What Is an AB Trust?

AB trusts were a popular type of tax-avoidance trust for many years. When the creator of an AB trust dies, his or her assets are split into two different trusts:

  • A Trust: Sometimes called a “marital deduction trust.” The surviving spouse or beneficiary has full access to the A Trust’s income and assets.
  • B Trust: Sometimes called a “bypass trust” or “family trust.” The surviving spouse can only access the income from this irrevocable trust. Once the surviving spouse dies, the B trust’s assets are transferred to children or other beneficiaries.

Importantly, only the A Trust is subject to federal estate taxes when the first spouse dies. And, if the A Trust’s value is less than the federal estate tax exemption, no estate taxes are owed at that time. (Since 2005, California has not charged an estate tax.)

However, the federal government made significant changes to its estate tax system in 2011, making the estate tax exemption portable between married spouses. In other words, if your spouse dies and does not use his or her entire estate tax exemption, the remainder (up to $5.49 million in 2017) is transferred to you. If you receive your spouse’s full estate tax exemption, you will not have to pay federal estate taxes if your estate is less than $11 million.

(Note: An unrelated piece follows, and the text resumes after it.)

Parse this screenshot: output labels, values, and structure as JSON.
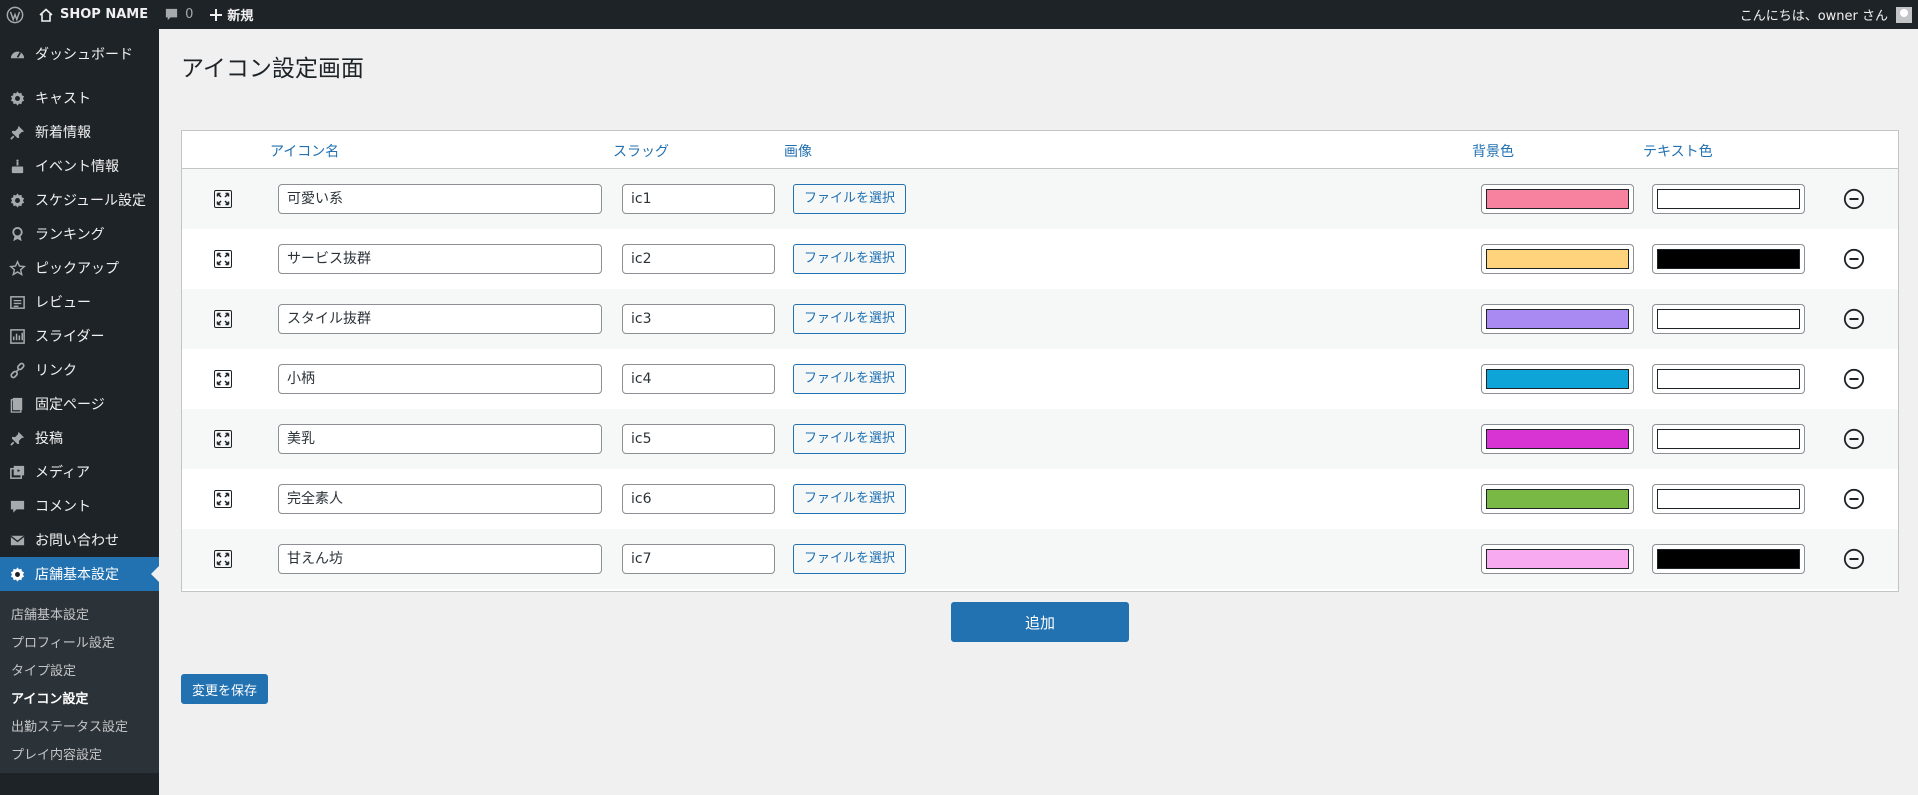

These changes make AB trusts less appealing than they were in the past. If you have an active AB trust, you may benefit from a restructuring of your estate plan.

Should I Keep my AB Trust?

AB trusts have always had several disadvantages:

  • Your spouse cannot fully access assets in the B or family trust,
  • AB trusts are costly to operate, and
  • AB trusts have separate tax filing and record-keeping requirements.

For some people, these disadvantages now outweigh the tax benefits of an AB trust.

However, some AB trusts still hold significant estate planning value. In fact you may still benefit from an AB Trust if:

  • You and your partner are not legally married,
  • You want to ensure that your children (especially children from a prior marriage or relationship) receive certain assets, or
  • Your estate’s value exceeds your combined estate tax exemptions.

If you have questions about your AB trust, contact an experienced trust lawyer. A lawyer can help you evaluate your current estate plan and make any necessary changes.

Revoking an AB Trust

If both you and your spouse are still alive, you can revoke an AB trust. The revocation process involves transferring trust property, drafting a legal document, and notifying all interested parties of the trust’s termination. Besides revoking your existing trust, you should also reassess your estate plan. For example, you and your loved ones may benefit from a living or revocable trust. Due to complexities of trust and estate law, you should always consult with an experienced trust lawyer before you start the revocation process.

Speak With an Estate Planning Attorney About Your AB Trust

While an AB trust was once a valuable part of your comprehensive estate plan, times have changed. If you have questions about your estate plan and your need for an AB trust, contact the Legacy Lawyers today for a confidential and personalized evaluation.